DATA TO EXAMINE:

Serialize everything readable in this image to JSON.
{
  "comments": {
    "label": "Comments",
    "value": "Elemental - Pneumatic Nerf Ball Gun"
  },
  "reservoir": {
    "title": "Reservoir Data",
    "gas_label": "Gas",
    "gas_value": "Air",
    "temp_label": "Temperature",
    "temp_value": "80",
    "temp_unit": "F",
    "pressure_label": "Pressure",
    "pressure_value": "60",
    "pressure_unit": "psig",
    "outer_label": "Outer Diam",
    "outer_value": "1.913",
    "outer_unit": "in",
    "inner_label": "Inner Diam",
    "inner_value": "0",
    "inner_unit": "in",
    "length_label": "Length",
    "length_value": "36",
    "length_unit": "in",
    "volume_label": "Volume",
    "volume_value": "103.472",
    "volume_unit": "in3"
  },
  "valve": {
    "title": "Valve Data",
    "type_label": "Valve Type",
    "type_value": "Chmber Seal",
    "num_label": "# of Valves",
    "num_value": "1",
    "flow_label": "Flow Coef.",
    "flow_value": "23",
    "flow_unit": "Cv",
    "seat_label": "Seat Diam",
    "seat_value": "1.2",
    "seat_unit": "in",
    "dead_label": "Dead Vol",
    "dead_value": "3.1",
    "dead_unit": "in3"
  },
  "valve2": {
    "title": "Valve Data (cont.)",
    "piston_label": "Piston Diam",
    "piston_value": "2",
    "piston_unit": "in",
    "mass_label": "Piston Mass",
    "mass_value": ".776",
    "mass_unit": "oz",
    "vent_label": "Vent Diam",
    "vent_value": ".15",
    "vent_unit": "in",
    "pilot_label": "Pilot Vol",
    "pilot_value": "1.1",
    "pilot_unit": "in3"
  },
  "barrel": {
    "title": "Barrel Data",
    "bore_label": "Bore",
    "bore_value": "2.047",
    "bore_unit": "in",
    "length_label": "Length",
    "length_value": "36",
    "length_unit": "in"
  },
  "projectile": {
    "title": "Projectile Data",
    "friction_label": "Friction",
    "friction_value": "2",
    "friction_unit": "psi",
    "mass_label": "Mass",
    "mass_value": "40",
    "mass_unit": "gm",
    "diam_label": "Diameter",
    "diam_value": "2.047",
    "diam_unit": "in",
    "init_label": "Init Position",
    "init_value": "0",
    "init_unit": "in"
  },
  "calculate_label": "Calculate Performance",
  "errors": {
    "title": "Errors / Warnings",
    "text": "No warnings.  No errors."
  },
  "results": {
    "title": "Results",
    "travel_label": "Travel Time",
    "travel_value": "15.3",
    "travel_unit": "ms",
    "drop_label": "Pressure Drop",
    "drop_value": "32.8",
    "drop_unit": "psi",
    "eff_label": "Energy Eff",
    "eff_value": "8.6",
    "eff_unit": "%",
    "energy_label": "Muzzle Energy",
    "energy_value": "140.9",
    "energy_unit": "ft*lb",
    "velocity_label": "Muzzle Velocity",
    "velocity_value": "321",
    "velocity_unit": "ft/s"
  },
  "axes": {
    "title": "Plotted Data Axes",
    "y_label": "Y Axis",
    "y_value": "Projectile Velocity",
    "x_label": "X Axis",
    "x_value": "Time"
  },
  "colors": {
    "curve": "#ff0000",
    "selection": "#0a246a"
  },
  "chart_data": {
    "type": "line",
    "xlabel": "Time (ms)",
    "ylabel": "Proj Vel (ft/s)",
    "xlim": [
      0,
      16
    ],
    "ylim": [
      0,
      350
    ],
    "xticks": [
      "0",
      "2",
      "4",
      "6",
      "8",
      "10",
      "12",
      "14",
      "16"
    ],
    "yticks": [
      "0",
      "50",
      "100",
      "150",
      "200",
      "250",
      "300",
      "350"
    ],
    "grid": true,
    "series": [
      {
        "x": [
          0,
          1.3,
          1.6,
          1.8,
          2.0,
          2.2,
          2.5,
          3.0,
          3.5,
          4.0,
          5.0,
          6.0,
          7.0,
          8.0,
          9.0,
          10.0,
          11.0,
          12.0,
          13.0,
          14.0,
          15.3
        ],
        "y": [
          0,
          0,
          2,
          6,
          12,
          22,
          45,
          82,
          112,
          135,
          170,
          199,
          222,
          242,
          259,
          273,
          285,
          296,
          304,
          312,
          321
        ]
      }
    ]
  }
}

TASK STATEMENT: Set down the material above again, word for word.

OUTPUT FOR THIS EXERCISE:
Serialize everything readable in this image to JSON.
{
  "comments": {
    "label": "Comments",
    "value": "Elemental - Pneumatic Nerf Ball Gun"
  },
  "reservoir": {
    "title": "Reservoir Data",
    "gas_label": "Gas",
    "gas_value": "Air",
    "temp_label": "Temperature",
    "temp_value": "80",
    "temp_unit": "F",
    "pressure_label": "Pressure",
    "pressure_value": "60",
    "pressure_unit": "psig",
    "outer_label": "Outer Diam",
    "outer_value": "1.913",
    "outer_unit": "in",
    "inner_label": "Inner Diam",
    "inner_value": "0",
    "inner_unit": "in",
    "length_label": "Length",
    "length_value": "36",
    "length_unit": "in",
    "volume_label": "Volume",
    "volume_value": "103.472",
    "volume_unit": "in3"
  },
  "valve": {
    "title": "Valve Data",
    "type_label": "Valve Type",
    "type_value": "Chmber Seal",
    "num_label": "# of Valves",
    "num_value": "1",
    "flow_label": "Flow Coef.",
    "flow_value": "23",
    "flow_unit": "Cv",
    "seat_label": "Seat Diam",
    "seat_value": "1.2",
    "seat_unit": "in",
    "dead_label": "Dead Vol",
    "dead_value": "3.1",
    "dead_unit": "in3"
  },
  "valve2": {
    "title": "Valve Data (cont.)",
    "piston_label": "Piston Diam",
    "piston_value": "2",
    "piston_unit": "in",
    "mass_label": "Piston Mass",
    "mass_value": ".776",
    "mass_unit": "oz",
    "vent_label": "Vent Diam",
    "vent_value": ".15",
    "vent_unit": "in",
    "pilot_label": "Pilot Vol",
    "pilot_value": "1.1",
    "pilot_unit": "in3"
  },
  "barrel": {
    "title": "Barrel Data",
    "bore_label": "Bore",
    "bore_value": "2.047",
    "bore_unit": "in",
    "length_label": "Length",
    "length_value": "36",
    "length_unit": "in"
  },
  "projectile": {
    "title": "Projectile Data",
    "friction_label": "Friction",
    "friction_value": "2",
    "friction_unit": "psi",
    "mass_label": "Mass",
    "mass_value": "40",
    "mass_unit": "gm",
    "diam_label": "Diameter",
    "diam_value": "2.047",
    "diam_unit": "in",
    "init_label": "Init Position",
    "init_value": "0",
    "init_unit": "in"
  },
  "calculate_label": "Calculate Performance",
  "errors": {
    "title": "Errors / Warnings",
    "text": "No warnings.  No errors."
  },
  "results": {
    "title": "Results",
    "travel_label": "Travel Time",
    "travel_value": "15.3",
    "travel_unit": "ms",
    "drop_label": "Pressure Drop",
    "drop_value": "32.8",
    "drop_unit": "psi",
    "eff_label": "Energy Eff",
    "eff_value": "8.6",
    "eff_unit": "%",
    "energy_label": "Muzzle Energy",
    "energy_value": "140.9",
    "energy_unit": "ft*lb",
    "velocity_label": "Muzzle Velocity",
    "velocity_value": "321",
    "velocity_unit": "ft/s"
  },
  "axes": {
    "title": "Plotted Data Axes",
    "y_label": "Y Axis",
    "y_value": "Projectile Velocity",
    "x_label": "X Axis",
    "x_value": "Time"
  },
  "colors": {
    "curve": "#ff0000",
    "selection": "#0a246a"
  },
  "chart_data": {
    "type": "line",
    "xlabel": "Time (ms)",
    "ylabel": "Proj Vel (ft/s)",
    "xlim": [
      0,
      16
    ],
    "ylim": [
      0,
      350
    ],
    "xticks": [
      "0",
      "2",
      "4",
      "6",
      "8",
      "10",
      "12",
      "14",
      "16"
    ],
    "yticks": [
      "0",
      "50",
      "100",
      "150",
      "200",
      "250",
      "300",
      "350"
    ],
    "grid": true,
    "series": [
      {
        "x": [
          0,
          1.3,
          1.6,
          1.8,
          2.0,
          2.2,
          2.5,
          3.0,
          3.5,
          4.0,
          5.0,
          6.0,
          7.0,
          8.0,
          9.0,
          10.0,
          11.0,
          12.0,
          13.0,
          14.0,
          15.3
        ],
        "y": [
          0,
          0,
          2,
          6,
          12,
          22,
          45,
          82,
          112,
          135,
          170,
          199,
          222,
          242,
          259,
          273,
          285,
          296,
          304,
          312,
          321
        ]
      }
    ]
  }
}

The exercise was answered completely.